# YOUR OBJECTIVE:
Going line by line through the entries below, count those that contain "JSON". Give the number by itself.

# DATASET RECORDS:
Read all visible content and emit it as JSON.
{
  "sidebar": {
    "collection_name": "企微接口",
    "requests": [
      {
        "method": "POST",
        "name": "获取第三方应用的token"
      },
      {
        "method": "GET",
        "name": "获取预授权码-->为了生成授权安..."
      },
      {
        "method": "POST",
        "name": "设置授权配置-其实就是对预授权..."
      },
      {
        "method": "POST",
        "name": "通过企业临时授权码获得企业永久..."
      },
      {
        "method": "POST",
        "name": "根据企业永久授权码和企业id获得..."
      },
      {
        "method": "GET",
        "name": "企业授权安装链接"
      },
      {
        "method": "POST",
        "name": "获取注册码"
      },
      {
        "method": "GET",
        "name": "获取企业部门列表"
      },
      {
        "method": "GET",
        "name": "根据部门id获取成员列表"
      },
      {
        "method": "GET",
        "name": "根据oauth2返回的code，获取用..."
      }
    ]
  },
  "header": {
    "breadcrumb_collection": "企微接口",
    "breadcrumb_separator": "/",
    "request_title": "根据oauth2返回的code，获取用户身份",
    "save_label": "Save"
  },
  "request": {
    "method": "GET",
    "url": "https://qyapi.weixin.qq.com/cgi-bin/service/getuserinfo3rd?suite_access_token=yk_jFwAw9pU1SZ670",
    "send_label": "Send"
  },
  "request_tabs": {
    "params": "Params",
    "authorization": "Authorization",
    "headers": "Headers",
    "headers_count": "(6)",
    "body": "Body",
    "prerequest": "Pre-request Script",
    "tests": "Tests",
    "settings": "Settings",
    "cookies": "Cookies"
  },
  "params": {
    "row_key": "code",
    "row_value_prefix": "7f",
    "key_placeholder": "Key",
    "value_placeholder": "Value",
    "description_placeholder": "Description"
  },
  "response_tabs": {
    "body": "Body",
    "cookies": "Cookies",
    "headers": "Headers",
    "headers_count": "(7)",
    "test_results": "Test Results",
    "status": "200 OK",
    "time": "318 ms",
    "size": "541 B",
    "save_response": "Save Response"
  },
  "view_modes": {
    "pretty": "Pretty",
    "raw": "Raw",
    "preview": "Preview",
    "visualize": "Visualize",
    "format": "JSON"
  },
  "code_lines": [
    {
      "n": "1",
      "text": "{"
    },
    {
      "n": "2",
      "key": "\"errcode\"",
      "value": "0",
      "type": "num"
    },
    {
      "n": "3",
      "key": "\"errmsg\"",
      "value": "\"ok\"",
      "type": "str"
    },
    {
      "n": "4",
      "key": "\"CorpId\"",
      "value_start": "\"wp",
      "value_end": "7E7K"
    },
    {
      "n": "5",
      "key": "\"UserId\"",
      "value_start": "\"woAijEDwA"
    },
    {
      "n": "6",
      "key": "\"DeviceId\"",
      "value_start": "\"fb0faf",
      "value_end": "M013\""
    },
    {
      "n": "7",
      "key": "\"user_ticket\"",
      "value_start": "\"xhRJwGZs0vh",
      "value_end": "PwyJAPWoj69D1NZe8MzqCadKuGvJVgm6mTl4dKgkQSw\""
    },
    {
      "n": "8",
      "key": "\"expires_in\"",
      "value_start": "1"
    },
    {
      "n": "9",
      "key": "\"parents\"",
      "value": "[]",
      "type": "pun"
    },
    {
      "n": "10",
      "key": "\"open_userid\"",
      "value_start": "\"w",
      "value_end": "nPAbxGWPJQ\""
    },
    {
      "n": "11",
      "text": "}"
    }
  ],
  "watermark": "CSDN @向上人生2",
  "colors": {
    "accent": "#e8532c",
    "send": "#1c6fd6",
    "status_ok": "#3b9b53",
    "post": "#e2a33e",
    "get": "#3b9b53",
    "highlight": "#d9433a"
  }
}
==
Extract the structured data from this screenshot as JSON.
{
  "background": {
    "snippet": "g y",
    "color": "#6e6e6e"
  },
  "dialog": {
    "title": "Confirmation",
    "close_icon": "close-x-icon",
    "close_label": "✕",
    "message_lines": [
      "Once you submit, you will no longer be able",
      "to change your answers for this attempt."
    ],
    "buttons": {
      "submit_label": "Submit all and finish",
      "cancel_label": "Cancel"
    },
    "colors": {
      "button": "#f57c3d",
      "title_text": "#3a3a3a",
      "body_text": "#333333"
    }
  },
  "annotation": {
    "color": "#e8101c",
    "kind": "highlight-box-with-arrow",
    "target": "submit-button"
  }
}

# FINISHED EXERCISE:
3